That’s just about the population of Eire, if anyone if keeping count (4.481.430).
The figures come a month after the official population survey showed that just under 5 million people were unemployed in Spain – that’s supposed to be people drawing the dole, as well as people who have finished the dole but are still looking for work. The 5 million is a ludicrous figure really, heavily massaged to keep it under the magic 5 million mark.
The good news? Unemployment in Almeria actually dropped last month – 436 people found a job! We’re the province with the greatest number of jobs being created last month in the whole of Spain. The bad news? We still have the highest unemployment rate in Europe, at around 35% in the province.
What cracks me up is how quietly the average Spaniard takes the news that unemployment is up again. Ah well, they seem to shrug, on the one hand you have the sun, the sea and the sangría, on the other you have unemployment. If you want a job, go north like our fathers did. Now, if you don’t mind, I have to get back to my work, in which I am paid in black.
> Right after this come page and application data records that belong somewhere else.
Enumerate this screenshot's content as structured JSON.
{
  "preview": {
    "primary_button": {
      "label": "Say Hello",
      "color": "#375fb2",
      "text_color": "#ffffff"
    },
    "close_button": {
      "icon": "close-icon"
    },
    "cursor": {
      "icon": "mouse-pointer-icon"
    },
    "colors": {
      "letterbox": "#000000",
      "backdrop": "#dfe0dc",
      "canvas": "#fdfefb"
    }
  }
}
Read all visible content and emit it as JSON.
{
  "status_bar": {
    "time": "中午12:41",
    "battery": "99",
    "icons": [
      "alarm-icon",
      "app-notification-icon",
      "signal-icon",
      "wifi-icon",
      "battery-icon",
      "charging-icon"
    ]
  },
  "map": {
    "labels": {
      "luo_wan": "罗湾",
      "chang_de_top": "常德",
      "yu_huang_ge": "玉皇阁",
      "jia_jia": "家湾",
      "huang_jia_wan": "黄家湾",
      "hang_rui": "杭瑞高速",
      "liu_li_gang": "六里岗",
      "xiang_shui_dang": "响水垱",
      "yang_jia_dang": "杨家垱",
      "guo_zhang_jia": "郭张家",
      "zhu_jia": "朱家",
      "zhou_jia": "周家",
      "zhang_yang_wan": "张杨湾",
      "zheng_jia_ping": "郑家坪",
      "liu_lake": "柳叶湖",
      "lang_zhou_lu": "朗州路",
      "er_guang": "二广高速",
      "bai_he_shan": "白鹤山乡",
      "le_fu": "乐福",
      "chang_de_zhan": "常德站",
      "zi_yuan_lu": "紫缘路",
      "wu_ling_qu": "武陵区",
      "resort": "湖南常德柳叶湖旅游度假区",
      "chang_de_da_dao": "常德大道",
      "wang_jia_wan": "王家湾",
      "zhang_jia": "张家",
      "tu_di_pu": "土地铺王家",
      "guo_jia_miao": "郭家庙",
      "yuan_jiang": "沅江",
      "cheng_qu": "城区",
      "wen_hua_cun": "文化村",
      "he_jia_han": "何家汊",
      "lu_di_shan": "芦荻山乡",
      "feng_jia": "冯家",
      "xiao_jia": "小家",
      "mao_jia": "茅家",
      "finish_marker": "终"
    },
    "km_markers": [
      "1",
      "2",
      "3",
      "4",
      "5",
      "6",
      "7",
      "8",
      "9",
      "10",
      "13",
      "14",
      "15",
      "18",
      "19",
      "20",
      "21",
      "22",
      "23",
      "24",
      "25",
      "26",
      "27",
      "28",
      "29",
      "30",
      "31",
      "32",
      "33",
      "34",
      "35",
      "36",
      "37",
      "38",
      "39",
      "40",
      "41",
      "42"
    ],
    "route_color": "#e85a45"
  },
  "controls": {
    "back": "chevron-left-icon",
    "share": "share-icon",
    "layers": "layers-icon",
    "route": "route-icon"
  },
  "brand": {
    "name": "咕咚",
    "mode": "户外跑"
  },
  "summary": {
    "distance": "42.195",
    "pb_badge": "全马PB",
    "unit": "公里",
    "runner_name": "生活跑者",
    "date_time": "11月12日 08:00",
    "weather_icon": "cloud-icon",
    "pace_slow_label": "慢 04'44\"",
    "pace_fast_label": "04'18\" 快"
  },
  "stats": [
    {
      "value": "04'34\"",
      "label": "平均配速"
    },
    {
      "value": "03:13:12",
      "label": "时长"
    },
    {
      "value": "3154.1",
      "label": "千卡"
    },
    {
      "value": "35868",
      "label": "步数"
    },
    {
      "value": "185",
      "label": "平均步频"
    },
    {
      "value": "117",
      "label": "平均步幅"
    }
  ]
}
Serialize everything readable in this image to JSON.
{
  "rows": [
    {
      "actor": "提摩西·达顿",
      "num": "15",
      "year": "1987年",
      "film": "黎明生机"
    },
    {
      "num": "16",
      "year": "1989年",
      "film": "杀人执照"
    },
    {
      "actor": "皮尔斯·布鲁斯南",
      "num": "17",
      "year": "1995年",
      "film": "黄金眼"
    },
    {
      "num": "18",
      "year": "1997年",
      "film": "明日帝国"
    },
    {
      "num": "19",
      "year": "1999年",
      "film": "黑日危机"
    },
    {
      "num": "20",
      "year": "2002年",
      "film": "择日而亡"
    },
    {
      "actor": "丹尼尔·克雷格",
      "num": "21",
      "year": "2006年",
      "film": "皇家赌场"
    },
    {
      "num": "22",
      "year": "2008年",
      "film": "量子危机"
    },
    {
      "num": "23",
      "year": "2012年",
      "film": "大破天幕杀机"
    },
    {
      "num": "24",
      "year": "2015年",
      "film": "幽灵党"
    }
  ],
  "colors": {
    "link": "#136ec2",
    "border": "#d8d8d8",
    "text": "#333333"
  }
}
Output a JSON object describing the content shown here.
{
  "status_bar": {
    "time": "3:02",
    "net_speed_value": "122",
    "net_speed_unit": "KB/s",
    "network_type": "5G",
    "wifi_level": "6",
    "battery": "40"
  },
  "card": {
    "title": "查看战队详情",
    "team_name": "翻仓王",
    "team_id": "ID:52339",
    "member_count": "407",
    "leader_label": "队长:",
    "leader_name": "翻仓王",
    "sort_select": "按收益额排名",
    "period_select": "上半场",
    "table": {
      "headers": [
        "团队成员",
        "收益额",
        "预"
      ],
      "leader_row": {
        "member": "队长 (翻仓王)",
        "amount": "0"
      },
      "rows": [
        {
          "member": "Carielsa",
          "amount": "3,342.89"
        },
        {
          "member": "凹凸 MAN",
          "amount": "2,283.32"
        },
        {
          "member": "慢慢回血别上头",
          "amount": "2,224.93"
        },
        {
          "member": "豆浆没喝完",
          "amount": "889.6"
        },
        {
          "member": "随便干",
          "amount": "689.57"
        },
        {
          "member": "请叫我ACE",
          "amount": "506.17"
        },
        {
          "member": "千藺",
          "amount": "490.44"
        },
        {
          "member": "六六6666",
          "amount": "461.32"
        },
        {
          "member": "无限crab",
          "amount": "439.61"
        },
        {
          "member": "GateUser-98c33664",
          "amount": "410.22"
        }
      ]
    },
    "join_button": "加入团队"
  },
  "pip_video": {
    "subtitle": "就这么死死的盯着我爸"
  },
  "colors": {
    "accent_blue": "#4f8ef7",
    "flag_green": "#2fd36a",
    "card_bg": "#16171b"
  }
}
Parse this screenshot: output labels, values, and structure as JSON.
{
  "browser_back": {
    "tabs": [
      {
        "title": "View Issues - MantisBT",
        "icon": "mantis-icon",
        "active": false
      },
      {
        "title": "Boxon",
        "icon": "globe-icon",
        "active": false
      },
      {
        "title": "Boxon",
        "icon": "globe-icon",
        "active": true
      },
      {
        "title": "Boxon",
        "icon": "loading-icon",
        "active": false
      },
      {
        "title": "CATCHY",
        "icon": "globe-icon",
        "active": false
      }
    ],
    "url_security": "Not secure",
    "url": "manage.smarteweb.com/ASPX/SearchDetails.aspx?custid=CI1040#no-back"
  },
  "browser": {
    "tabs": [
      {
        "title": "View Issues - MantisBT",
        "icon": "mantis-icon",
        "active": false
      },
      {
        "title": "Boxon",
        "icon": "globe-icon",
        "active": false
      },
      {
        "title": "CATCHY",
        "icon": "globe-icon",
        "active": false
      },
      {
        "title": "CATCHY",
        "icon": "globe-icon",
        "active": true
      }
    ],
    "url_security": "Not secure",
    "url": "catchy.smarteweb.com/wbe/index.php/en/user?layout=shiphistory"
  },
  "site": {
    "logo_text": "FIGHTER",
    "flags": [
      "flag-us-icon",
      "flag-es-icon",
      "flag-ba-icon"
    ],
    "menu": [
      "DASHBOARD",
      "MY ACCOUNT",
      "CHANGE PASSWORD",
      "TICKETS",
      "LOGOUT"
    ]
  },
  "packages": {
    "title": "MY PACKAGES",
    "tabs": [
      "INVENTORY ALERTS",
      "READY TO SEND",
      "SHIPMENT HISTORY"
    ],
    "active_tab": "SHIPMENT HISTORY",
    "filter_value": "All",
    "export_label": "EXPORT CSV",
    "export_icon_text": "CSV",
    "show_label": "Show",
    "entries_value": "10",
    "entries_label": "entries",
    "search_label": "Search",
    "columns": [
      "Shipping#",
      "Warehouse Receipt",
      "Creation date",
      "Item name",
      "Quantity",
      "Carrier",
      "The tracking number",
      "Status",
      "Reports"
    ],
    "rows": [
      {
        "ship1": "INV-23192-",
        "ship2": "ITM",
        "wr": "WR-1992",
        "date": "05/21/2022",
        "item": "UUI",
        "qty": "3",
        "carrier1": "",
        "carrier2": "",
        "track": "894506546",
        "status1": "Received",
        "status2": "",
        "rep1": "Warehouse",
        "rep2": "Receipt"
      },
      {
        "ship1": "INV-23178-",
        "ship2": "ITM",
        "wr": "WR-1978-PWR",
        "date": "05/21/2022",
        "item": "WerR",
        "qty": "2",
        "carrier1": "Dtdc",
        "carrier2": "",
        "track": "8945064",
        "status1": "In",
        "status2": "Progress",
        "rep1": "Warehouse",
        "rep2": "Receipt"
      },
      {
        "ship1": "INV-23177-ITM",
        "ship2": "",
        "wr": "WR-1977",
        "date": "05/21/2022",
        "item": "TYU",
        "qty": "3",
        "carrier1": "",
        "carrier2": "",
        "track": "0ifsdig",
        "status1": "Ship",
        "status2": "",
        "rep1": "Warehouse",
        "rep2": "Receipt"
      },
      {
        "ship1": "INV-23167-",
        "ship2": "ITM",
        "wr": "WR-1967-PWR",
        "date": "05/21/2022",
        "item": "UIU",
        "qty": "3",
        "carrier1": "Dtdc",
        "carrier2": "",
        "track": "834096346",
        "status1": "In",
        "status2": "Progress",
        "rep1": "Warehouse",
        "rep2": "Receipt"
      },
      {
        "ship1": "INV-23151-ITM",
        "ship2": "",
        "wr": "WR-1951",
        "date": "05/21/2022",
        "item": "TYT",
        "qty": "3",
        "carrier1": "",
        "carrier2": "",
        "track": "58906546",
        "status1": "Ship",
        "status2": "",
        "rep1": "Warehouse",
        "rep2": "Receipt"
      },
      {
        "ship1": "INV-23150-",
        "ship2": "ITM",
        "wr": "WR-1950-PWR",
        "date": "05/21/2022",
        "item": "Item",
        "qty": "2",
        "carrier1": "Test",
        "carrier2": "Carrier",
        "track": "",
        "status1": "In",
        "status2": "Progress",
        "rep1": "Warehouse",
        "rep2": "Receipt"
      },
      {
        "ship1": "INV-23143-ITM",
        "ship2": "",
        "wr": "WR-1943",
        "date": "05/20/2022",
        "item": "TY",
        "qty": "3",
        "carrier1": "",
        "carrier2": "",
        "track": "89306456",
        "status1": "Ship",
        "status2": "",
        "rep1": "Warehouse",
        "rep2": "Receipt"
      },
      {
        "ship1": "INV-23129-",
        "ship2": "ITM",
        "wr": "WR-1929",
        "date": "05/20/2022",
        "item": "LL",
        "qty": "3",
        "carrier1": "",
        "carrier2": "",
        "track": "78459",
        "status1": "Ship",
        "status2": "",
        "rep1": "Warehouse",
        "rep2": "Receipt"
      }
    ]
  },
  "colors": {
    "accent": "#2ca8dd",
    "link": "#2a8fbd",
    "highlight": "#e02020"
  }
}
Too busy to stop here discussing the matter…
Seriously, the sang froid with which these figures are treated makes my blood run cold, when I stop and think about it. The national mood seems to be one of pessimism, one of “we’ve had it good for too long, now we’re going back to the way Spain has always been”. News shows daily interview youths packing up and heading off to the UK, France, Germany looking for work, with a sense of pride, a sense of “these kids will now know what it was like back in the 60’s!”. It’s the Spanish equivalent of the spirit of the Blitz. The Brits grin wearily and make a cup of tea, the Spanish shrug, pack their suitcases and head north.
I notice that +gente, TVE’s evening magazine programme, has quietly dropped its segment in which it tried to find jobs for people. The last one I saw was an offer from Securitas Direct, offering 20 temporary part time telemarketing jobs – this, apparently, was deemed worthy of getting onto the national news- and today I didn’t see the segment at all.
Then you get news like the forced reopening of the Visteon plant in Cádiz. Multinational company Visteon had applied for mass redundancies for 400 members of staff at Cadiz Electronica, a factory it operates in Cadiz, saying that the factory was not viable in the current climate and it had no choice but to pull the plug. The Junta de Andalucia has today rejected the mass redundancy application and told Visteon to open the factory again, securing the 400 jobs. However, Visteon said that one of the reasons it was closing was because the factory was antiquated and needed a refit it could not afford, apart from the fact that it’s been losing money for years and isn’t expected to see a profit until 2014/2015 (and that dependent, on part, in closing down the Cadiz factory). Now, is this a brave move by the Junta, protecting the jobs of the little people? Or is it another blow to investment in the area, as more companies decide that they’d have to be mental to setup in Andalucia?
I think that little turncoat tick of an Minister for Work, Valeriano Gómez, said it best today when discussing the paro figures: they’re bad, he admitted. “We are in a worse situation now than at the beginning of the crisis” he admitted. “We are further away than ever before from a happy resolution to la crisis” he added. “We were starting to leave la crisis at the beginning of the year but now are in a worse condition than ever before” he confessed. He talked of 0% growth, he even used the word “a second recession”. He didn’t actually admit that we’re fecked, but the implication was there.
In fact, he gave up and just about admitted that the opposition PP had the right course: only with severe austerity and severe structural cuts can Spain turn around and start generating growth. (from Expansión).
I expect he then went out for a stiff drink. Hey, he’s get an extremely large paycheck at the end of the month when he’s kicked out of his cushy ministerial job, so he’s not too worried about having to join the paro queue.
Meanwhile, it’s estimated that 370,000 households in Andalucia alone have no regular source of income, with all members of the household out of work, and a total of 30% of the population of Andalucia live below the European poverty line. The Andalucian average wage is still 1,700€ less than the national average (at just 8,000€ a year), 5,000€ less than the average wage of Navarra. If the recession continues, within five years the inhabitants of Andalucia will have a worse per capita income than when Spain joined the CEE in 1986. If the EU does end the PAC farming subsidiaries to the region next year, as expected, then that dreaded day will come even sooner.
Anyway, tonight at 23:00 hours marks the start of the official campaign for the 20-N elections. You’ll wake up tomorrow morning to find the streets covered in posters advertising different political parties, many of the blown away by the wind and landing in nearby bushes. I notice that Martin from Turre’s IU still has a few up from the municipal elections, I assume this was to save him some time.